BA, Psychology, Harvard College, (2005), magna cum laude

About Kate

Kate Ward is a graduate student and Flatley Fellow in theological ethics at Boston College. She is the co-editor (with Lacey Louwagie) of Hungering and Thirsting for Justice: Real-Life Stories by Young Adult Catholics (ACTA Publications, 2012.) Before coming to BC, she did strategic research and community outreach on a long-term union organizing campaign in Chicago. Her research applies the Christian ethical tradition to issues of wealth, poverty and inequality.


Jordan Daniel Wood

Jordan Daniel Wood


M.A. Historical Theology, Saint Louis University
B.A. Theology and New Testament, Ozark Christian College

About Jordan
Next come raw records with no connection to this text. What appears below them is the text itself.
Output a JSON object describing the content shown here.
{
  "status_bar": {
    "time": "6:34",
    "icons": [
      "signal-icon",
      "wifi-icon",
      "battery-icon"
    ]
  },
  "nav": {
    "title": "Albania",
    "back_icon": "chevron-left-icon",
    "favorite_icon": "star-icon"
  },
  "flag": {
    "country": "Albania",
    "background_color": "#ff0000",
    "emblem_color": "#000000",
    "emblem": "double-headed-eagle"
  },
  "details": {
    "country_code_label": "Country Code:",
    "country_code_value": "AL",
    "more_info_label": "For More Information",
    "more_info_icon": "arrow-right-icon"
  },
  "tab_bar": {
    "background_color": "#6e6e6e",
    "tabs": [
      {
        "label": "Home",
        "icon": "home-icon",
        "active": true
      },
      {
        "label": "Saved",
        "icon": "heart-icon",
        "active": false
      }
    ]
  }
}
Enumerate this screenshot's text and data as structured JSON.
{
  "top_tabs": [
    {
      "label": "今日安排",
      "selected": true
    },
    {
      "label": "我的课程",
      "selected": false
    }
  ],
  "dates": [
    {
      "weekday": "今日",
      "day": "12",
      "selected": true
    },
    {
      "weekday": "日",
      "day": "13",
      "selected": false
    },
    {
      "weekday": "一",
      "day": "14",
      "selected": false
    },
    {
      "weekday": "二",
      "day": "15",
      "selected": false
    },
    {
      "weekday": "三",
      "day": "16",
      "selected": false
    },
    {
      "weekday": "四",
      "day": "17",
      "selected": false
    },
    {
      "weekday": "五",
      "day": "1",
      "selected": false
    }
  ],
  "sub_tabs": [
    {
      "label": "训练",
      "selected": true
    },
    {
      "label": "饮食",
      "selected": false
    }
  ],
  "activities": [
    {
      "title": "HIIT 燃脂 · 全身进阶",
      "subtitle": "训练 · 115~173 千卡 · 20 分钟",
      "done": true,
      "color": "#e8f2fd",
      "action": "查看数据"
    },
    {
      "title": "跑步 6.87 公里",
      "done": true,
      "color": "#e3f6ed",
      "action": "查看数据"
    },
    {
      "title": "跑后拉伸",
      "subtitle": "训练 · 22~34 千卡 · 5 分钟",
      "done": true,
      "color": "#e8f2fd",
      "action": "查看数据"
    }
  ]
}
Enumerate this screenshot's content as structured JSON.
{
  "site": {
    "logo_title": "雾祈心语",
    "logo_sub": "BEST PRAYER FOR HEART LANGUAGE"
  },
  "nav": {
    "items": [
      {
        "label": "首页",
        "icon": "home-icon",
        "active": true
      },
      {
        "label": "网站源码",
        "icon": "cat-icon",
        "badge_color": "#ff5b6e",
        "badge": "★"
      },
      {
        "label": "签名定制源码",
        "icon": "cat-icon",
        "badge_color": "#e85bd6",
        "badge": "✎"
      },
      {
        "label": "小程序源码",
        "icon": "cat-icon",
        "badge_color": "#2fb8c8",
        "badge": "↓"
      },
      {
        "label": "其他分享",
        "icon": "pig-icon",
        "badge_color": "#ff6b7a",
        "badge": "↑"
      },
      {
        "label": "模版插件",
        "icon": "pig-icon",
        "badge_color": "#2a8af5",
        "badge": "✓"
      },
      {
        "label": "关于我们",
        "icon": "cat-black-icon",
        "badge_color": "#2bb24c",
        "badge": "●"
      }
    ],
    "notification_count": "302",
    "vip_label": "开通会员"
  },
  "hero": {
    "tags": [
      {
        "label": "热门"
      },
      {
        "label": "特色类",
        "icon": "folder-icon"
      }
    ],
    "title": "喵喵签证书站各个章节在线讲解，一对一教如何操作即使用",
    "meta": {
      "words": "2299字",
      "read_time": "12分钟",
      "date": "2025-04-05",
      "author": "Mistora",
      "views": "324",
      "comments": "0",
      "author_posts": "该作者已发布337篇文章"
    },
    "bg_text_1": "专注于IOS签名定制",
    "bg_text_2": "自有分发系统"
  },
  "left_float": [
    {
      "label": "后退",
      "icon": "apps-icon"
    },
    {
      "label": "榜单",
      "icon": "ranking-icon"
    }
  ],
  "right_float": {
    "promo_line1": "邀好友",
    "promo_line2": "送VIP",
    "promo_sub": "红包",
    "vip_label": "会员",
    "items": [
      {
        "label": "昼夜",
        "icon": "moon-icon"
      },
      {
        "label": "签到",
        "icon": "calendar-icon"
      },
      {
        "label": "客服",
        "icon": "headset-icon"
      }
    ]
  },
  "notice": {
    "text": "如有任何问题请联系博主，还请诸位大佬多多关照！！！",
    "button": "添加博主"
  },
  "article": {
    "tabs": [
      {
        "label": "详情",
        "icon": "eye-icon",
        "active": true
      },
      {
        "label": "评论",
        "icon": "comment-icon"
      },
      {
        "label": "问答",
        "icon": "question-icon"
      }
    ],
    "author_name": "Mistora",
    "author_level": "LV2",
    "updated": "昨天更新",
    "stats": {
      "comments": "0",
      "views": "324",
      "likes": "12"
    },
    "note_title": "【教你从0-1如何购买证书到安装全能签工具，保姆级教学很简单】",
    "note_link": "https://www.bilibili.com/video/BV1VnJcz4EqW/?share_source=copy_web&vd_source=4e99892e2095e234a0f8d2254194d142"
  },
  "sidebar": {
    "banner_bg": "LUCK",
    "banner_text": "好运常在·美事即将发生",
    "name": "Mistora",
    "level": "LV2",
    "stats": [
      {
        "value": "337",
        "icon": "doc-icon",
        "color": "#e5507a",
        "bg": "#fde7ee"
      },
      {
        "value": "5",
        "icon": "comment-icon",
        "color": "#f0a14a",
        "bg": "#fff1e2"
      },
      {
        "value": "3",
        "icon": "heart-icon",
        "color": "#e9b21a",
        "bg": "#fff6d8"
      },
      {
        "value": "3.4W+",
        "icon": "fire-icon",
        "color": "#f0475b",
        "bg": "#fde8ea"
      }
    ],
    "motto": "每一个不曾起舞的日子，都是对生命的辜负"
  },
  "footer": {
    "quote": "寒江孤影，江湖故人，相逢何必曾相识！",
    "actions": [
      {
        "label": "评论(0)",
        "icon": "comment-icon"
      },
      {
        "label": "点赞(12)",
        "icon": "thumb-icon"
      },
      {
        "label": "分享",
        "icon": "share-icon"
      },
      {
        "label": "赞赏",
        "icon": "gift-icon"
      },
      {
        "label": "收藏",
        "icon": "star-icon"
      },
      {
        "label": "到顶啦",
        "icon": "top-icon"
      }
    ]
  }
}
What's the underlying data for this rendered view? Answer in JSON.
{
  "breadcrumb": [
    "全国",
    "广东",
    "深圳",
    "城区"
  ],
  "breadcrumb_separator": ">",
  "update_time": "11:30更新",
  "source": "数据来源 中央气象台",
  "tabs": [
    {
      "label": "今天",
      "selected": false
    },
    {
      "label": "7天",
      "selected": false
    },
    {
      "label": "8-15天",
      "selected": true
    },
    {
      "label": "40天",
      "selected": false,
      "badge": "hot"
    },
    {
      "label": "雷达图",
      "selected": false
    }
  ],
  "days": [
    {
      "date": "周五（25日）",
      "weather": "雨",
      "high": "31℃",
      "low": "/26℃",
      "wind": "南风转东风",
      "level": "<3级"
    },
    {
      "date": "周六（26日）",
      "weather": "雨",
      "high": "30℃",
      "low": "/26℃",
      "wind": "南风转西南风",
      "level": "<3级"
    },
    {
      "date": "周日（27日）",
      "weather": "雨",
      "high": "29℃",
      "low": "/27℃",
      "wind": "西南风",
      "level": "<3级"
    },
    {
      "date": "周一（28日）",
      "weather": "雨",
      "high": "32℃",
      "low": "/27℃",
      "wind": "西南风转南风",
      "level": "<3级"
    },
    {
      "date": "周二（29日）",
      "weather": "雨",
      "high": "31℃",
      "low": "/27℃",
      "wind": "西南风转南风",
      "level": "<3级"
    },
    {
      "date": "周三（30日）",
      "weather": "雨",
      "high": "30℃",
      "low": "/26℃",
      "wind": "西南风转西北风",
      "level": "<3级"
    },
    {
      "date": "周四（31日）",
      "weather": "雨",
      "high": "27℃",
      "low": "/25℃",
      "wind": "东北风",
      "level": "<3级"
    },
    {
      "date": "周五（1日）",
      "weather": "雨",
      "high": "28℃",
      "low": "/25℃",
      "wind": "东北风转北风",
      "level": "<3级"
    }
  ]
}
Jordan is married to Alexis Wood, RN, and is the father of Rayna Jubilee Wood. He is a doctoral student in historical theology, with an emphasis in patristics. His interests lie in the peculiar binding together of ethics and metaphysics in the development of patristic Christology and soteriology (theosis), and how this might provide resources for contemporary theological reassessments of violence and peace. He suspects that Gregory of Nyssa and Maximus the Confessor might be of particular importance in such a project. When he is not otherwise occupied with school work, he finds himself reading Fyodor Dostoevsky and Nikolai Berdyaev and loving every second of it. He is also a francophile.